Palak Paneer - Indian Cheese In A Mild Spinach Gravy (GF)
This is another one of those more common Indian preparations from the north which is invariably on the menu of most restaurants, small or big, that serve Punjabi or north Indian food. Almost everyone who cooks it has their own recipe for it so I don’t know if there such a thing as an authentic Palak Paneer.
Palak paneer is nothing but pan-fried fresh, soft Indian milk cheese (paneer) in a mildly spiced spinach (palak) gravy. Spinach is the stuff of Popeye’s muscles (at least it used to be when I was growing up) and is one of those vegetables which falls in the “good for you” category for parents, and the “can’t stand the stuff” category for their kids. Most children (and adults) that I know of love paneer, and I have many Indian mothers say that Palak Paneer is one way they can get their children eat spinach.
Unfortunately for me, even though my daughter can probably eat paneer for all 3 meals of the day, palak paneer is one preparation which she will avoid. If pushed to the wall, she will pick out the paneer and leave the spinach behind. She will tolerate spinach as mulagootal or in her chappathis, pooris or parathas provided it is puréed and in the dough.
So obviously, this is one of those dishes I do not cook as often as I would like to. The palak paneer in my photographs may not look very inviting, but if you like spinach then this is a great way to enjoy it. The additional of cream at the end does make a difference to the taste, but if you are going to be cooking this often you might find it healthier to leave it out. In this case, replace the cream with milk.
This is a very simple dish to make and and doesn’t require much time or effort. Here is a good video on how to make palak paneer, though the recipe is different from mine. You can use store bought paneer to make palak paneer, but you may refer to this post (or this video) if you want to make your own at home.
- I use fresh palak (spinach), so if you’re using the frozen variety you don’t need to this. Take the leaves of the stalks and also the tender part of the stems. Discard the rest. Wash the spinach and soak it in water, to which a heaping tsp of salt has been added, for about half an hour. This ensures that microscopic oraganisms (which didn't wash away) will be destroyed. Drain the water and wash again.
- Steam cook the spinach or in the microwave, without covering it so that the spinach retains its bright green colour. Let it cool and then purée it in the blender, adding as little water as possible, till smooth.
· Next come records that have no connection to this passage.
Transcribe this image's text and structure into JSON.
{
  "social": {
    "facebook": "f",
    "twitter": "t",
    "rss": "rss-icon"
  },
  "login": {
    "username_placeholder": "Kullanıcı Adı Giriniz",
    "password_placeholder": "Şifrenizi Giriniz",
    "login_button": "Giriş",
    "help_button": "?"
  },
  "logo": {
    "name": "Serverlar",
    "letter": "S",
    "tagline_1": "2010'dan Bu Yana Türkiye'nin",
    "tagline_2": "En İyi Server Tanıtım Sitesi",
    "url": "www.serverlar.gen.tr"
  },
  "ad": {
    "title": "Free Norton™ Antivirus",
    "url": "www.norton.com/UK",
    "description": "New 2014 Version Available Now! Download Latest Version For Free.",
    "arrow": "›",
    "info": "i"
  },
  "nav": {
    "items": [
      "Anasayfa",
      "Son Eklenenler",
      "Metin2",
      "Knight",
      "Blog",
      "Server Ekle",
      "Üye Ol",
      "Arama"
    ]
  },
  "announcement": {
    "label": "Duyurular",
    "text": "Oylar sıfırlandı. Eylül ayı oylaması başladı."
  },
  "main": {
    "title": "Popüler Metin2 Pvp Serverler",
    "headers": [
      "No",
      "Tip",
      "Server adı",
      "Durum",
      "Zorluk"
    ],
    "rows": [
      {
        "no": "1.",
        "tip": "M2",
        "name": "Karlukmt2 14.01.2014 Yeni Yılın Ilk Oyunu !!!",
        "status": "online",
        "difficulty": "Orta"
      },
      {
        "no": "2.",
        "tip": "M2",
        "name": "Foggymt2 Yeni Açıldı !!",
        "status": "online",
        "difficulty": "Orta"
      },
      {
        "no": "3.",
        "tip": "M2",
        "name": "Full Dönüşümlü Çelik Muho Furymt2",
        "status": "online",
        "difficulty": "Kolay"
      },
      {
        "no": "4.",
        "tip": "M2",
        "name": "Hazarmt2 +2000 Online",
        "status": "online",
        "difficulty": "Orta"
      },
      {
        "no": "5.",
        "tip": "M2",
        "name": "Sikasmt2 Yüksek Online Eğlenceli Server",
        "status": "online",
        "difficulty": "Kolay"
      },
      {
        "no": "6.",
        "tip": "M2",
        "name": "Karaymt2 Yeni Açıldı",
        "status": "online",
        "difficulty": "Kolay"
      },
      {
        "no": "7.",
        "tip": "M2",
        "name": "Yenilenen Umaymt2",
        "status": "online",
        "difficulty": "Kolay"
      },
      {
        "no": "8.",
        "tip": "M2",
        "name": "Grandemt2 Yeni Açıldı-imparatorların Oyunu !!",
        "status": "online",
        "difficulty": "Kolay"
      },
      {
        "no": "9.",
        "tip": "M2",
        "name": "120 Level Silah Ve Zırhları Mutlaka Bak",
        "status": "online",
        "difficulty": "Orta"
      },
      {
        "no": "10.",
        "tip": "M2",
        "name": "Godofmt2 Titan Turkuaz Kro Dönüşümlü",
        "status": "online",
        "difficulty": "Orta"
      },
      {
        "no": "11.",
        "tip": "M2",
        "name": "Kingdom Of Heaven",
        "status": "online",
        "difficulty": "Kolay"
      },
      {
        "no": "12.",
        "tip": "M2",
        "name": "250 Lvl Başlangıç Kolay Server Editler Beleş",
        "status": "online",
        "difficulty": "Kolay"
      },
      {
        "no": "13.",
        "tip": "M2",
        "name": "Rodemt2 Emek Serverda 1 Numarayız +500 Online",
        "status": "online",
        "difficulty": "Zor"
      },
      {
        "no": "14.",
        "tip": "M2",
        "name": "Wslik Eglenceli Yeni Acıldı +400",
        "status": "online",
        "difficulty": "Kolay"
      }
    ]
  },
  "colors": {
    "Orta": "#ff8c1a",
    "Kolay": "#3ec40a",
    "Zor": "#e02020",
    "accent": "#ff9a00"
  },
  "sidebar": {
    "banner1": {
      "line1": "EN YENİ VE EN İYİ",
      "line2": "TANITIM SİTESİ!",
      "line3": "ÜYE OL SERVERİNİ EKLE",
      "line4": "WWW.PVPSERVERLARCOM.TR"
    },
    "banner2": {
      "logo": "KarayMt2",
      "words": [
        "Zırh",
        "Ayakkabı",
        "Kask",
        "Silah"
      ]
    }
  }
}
- Now prepare the paneer. Put the paneer cubes in a bowl and sprinkle the flour over it. Toss the paneer so that it is well coated with the flour. Heat 2 tbsp of oil in a non-stick pan and add the floured paneer to it. Cook the paneer, over medium heat, till it turns a golden brown. Turn the paneer so that the cubes are uniformly brown and do not cook it for too long else the paneer will turn tough and very chewy.
- When it is done, take the paneer out and drop it into the warm milk. It helps if the milk is in a shallow bowl so that all the paneer is in contact with the milk. Dunking the fried paneer in milk keeps it soft. Keep aside.
- Heat the remaining 1 1/2 tbsp oil in a non-stack pan. Add the onions, garlic and ginger pastes and sauté over medium heat, till the onions turn soft and the raw smell disappears. Add the turmeric, chilli, coriander and cumin powders and stir. Let this cook for a minute. Then add the tomato purée and cook this for a couple of minutes, stirring on and off.
- Add the puréed spinach, the salt and the garam masala. Mix well and cook for about 3 minutes and then add the paneer cubes with milk. Stir everything gently so that the milk blends with the spinach, taking care to see the paneer doesn’t break. Cook the palak paneer for a further 2 to 3 minutes and then take it off the heat.
- Ladle the palak paneer into a serving bowl and garnish with cream. Serve hot with chappathis, naan or rice.